Thomas H. Savery (1837-1910) was president of Pusey, Jones and Company, a major ship builder and manufacturer of papermaking machinery in the late nineteenth and early twentieth centuries. The papers are a fragmentary collection of Savery's diary, correspondence, and financial papers. The materials document his early career, papermaking machinery business ventures, some personal correspondence, and speeches.
Thomas H. Savery (1837-1910) was president of Pusey, Jones and Company, a shipbuilder and papermaking machinery manufacturer in the late nineteenth and early twentieth centuries.
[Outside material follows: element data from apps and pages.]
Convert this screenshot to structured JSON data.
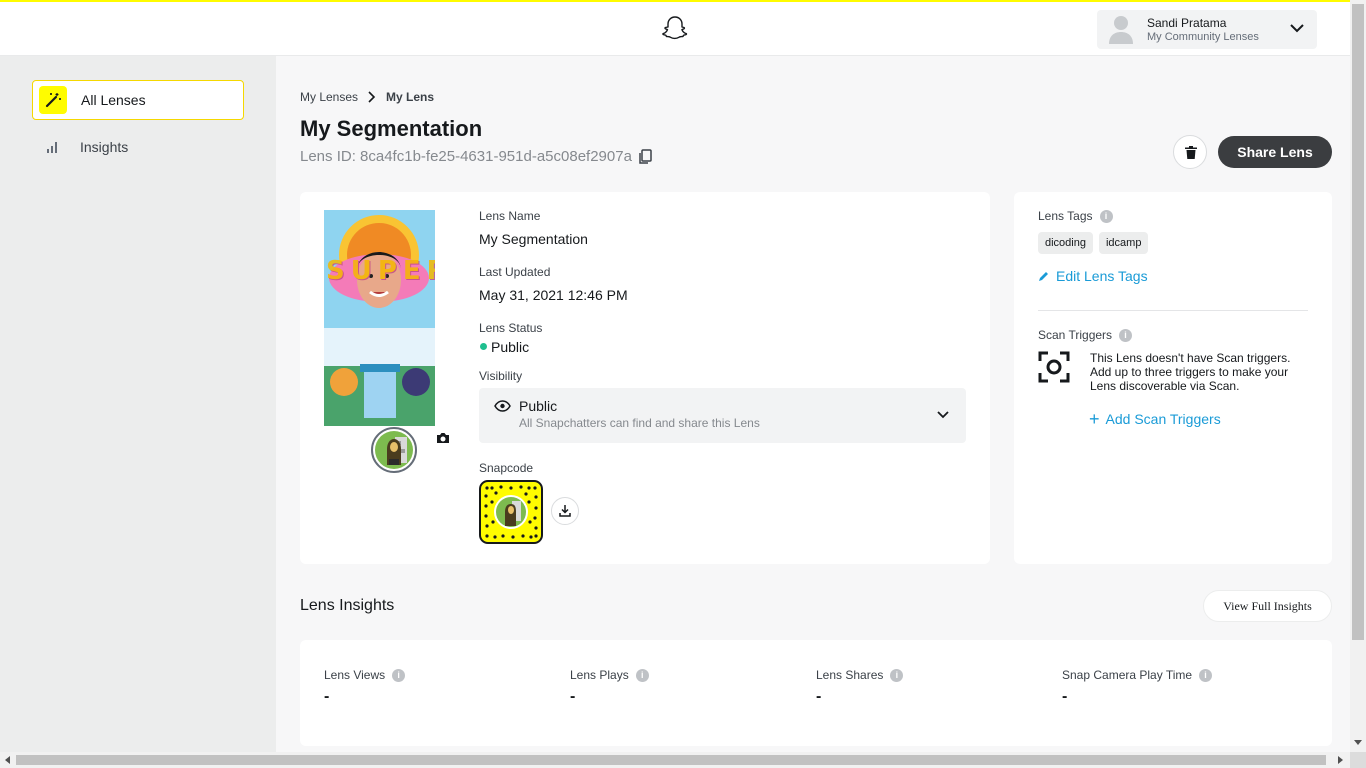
{
  "header": {
    "user_name": "Sandi Pratama",
    "user_sub": "My Community Lenses"
  },
  "sidebar": {
    "items": [
      {
        "label": "All Lenses",
        "active": true,
        "icon": "magic-wand-icon"
      },
      {
        "label": "Insights",
        "active": false,
        "icon": "bar-chart-icon"
      }
    ]
  },
  "breadcrumb": {
    "parent": "My Lenses",
    "current": "My Lens"
  },
  "lens": {
    "title": "My Segmentation",
    "id_text": "Lens ID: 8ca4fc1b-fe25-4631-951d-a5c08ef2907a",
    "share_label": "Share Lens",
    "name_label": "Lens Name",
    "name_value": "My Segmentation",
    "updated_label": "Last Updated",
    "updated_value": "May 31, 2021 12:46 PM",
    "status_label": "Lens Status",
    "status_value": "Public",
    "visibility_label": "Visibility",
    "visibility_value": "Public",
    "visibility_desc": "All Snapchatters can find and share this Lens",
    "snapcode_label": "Snapcode",
    "thumb_text": "SUPER"
  },
  "tags": {
    "label": "Lens Tags",
    "items": [
      "dicoding",
      "idcamp"
    ],
    "edit_label": "Edit Lens Tags"
  },
  "scan": {
    "label": "Scan Triggers",
    "desc": "This Lens doesn't have Scan triggers. Add up to three triggers to make your Lens discoverable via Scan.",
    "add_label": "Add Scan Triggers"
  },
  "insights": {
    "title": "Lens Insights",
    "view_full_label": "View Full Insights",
    "stats": [
      {
        "label": "Lens Views",
        "value": "-"
      },
      {
        "label": "Lens Plays",
        "value": "-"
      },
      {
        "label": "Lens Shares",
        "value": "-"
      },
      {
        "label": "Snap Camera Play Time",
        "value": "-"
      }
    ]
  },
  "colors": {
    "accent": "#fffc00",
    "status_green": "#1fbf8f",
    "link": "#1a9bd7"
  }
}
In 1864 he married Sarah Pim Savery (1837-1928). This collection consists of ther business and personal papers of Thomas H. Savery, primarily related to his papermaking machinery ventures, and twenty-nine diaries of Sarah Pim Savery.
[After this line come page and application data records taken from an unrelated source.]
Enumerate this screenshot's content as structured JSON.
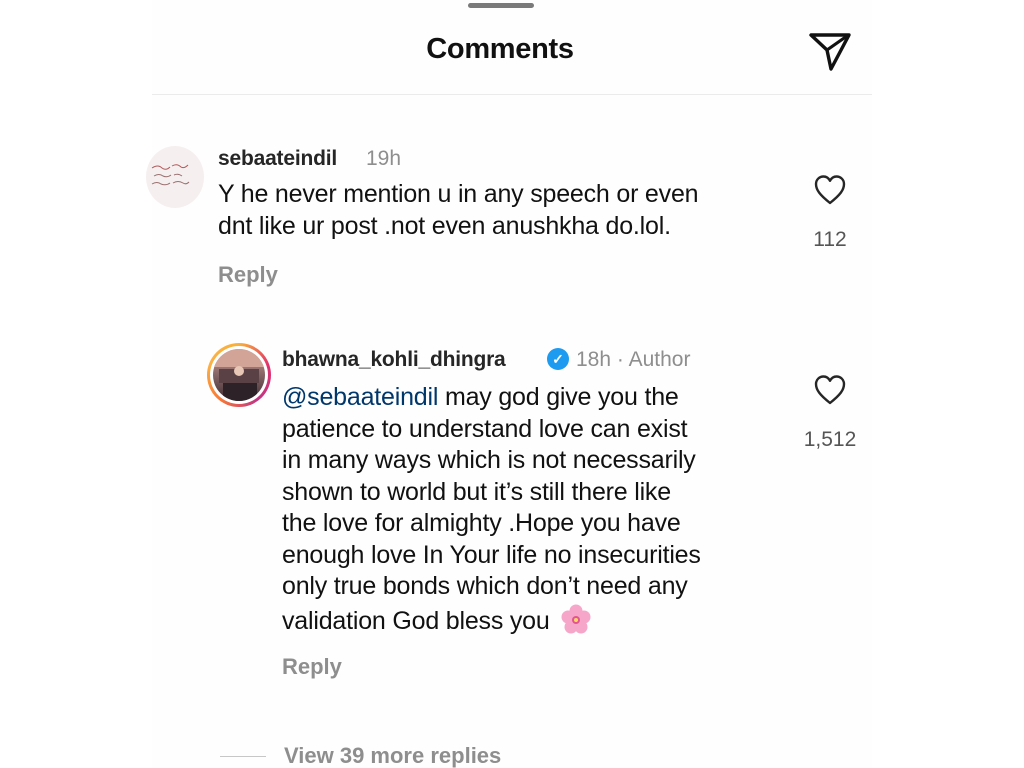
{
  "header": {
    "title": "Comments",
    "share_icon": "paper-plane-icon"
  },
  "comments": [
    {
      "username": "sebaateindil",
      "time": "19h",
      "lines": [
        "Y he never mention u in any speech or even",
        "dnt like ur post .not even anushkha do.lol."
      ],
      "likes": "112",
      "reply_label": "Reply",
      "avatar_icon": "handwriting-avatar-icon",
      "like_icon": "heart-outline-icon"
    }
  ],
  "reply": {
    "username": "bhawna_kohli_dhingra",
    "verified_icon": "verified-badge-icon",
    "time": "18h",
    "separator": "·",
    "author_label": "Author",
    "mention": "@sebaateindil",
    "line_1_rest": "may god give you the",
    "lines": [
      "patience to understand love can exist",
      "in many ways which is not necessarily",
      "shown to world but it’s still there like",
      "the love for almighty .Hope  you have",
      "enough love In Your life no insecurities",
      "only true bonds which don’t need any"
    ],
    "last_line": "validation God bless you",
    "emoji_icon": "cherry-blossom-icon",
    "likes": "1,512",
    "reply_label": "Reply",
    "like_icon": "heart-outline-icon"
  },
  "view_more": {
    "label": "View 39 more replies"
  },
  "colors": {
    "text": "#111111",
    "secondary": "#8e8e8e",
    "mention": "#00376b",
    "verified": "#1d9bf0"
  }
}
Thomas H. Savery (1837-1910) was president of Pusey, Jones and Company, a ship builder and manufacturer of papermaking machinery in the late nineteenth and early twentieth centuries. Copies of patents and correspondence relating to patents and royalties on inventions in papermaking, including the use of devices patented to others.
Thomas H. Savery (1837-1910) was president of Pusey, Jones and Company, a ship builder and manufacturer of papermaking machinery in the late nineteenth and early twentieth centuries. This collection is two volumes of Savery's original and published patents issued to him for papermaking machinery dating between 1868 and 1906.
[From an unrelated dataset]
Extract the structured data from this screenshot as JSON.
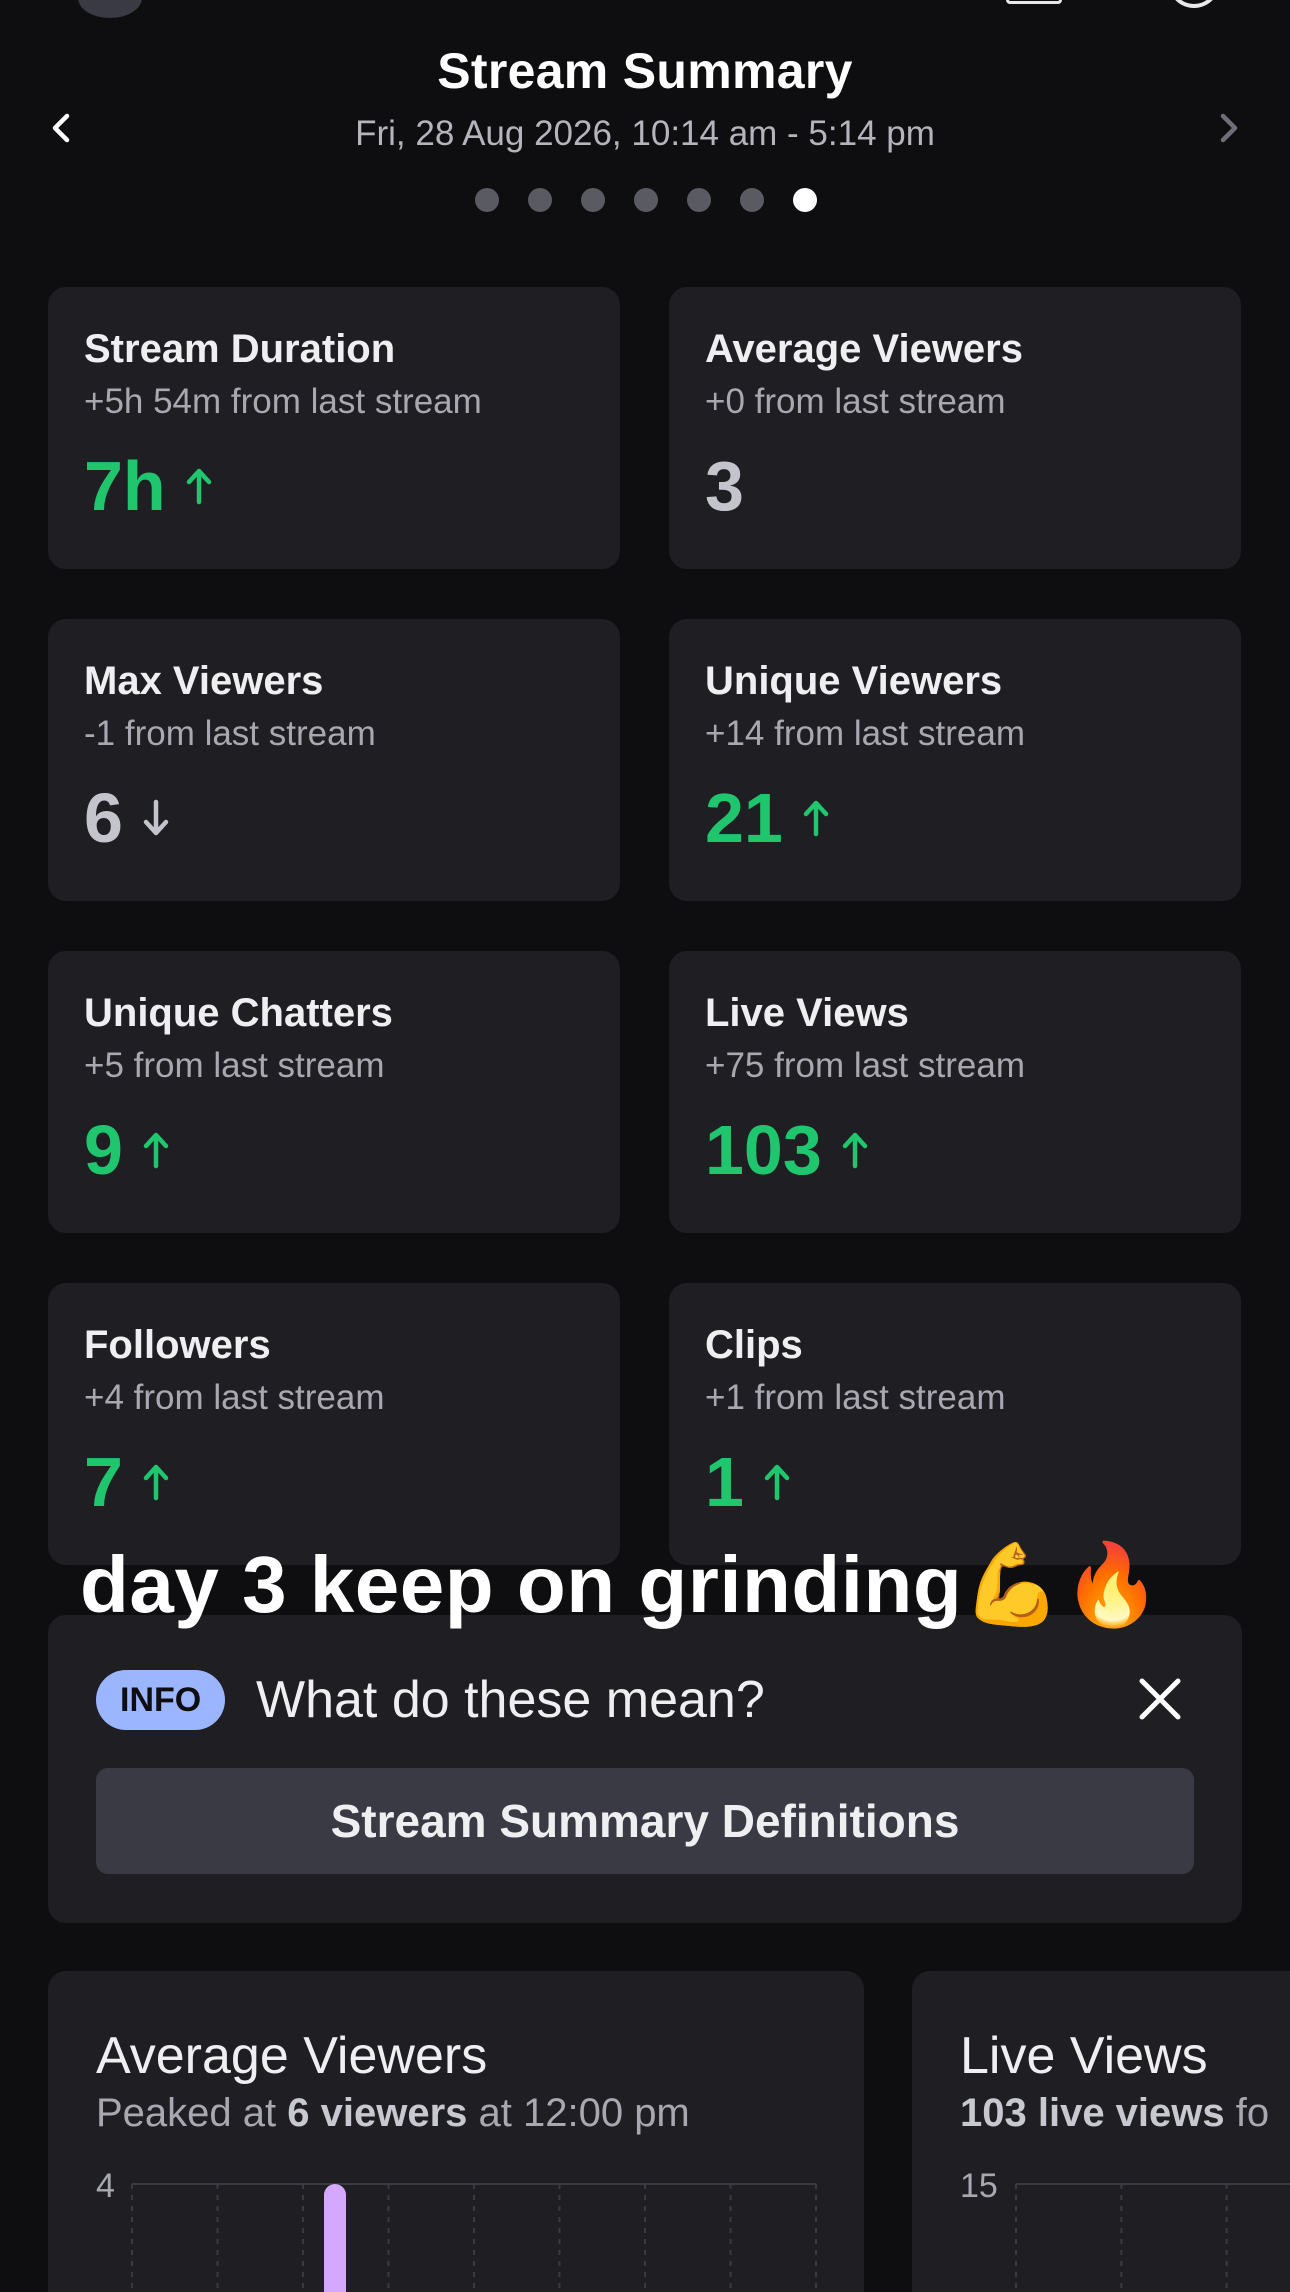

William H. Savery (1865-1949) was a paper manufacturer and president of the Harpers Ferry Paper Company, the Harpers Ferry Electic Light Company, and the Shenandoah Pulp Company. He was also president and general manager of the Parsons Engineering Company. The collection documents Savery's involvement with the Parsons Engineering Company, the York Haven and Harpers Ferry Paper Company from 1899 to 1920.
William H. Savery (1865-1949) was a paper manufacturer and president of the Harpers Ferry Paper Company, the Harpers Ferry Electic Light Company, and the Shenandoah Pulp Company. He was also president and general manager of the Parsons Engineering Company. Consists of thirty-seven diaries and notebooks of Savery, dating from 1873 to 1918.
William Young (1755-1829) was a Philadelphia bookseller and later a manufacturer at Rockland, Delaware. Miscellaneous papers including genealogical and biographical information, letter, and paper samples produced by Young.
William Young (1755-1829) was a Philadelphia bookseller and later a manufacturer at Rockland, Delaware. Letters to Young regarding paper business, two ship bill of lading, and two legal documents on paper produced by Young.
The Young and McAllister families were prominent families in the Associate Presbyterian community in Philadelphia. William Young (1755-1829) was a Philadelphia bookseller and later a manufacturer at Rockland, Delaware. John McAllister Jr. (1786-1877) ran the Philadelphia optical firm of that same name. This small collection of papers relate to the Young, McAllister, and Warner families. Approximately half of the material are correspondence from John Young, William Young, John McAllister Jr., and Joseph T. Warner; the other half are miscellaneous documents related to the families and businesses they were involved with including Rockland Manufacturing Company and McAllister Spectacle Company.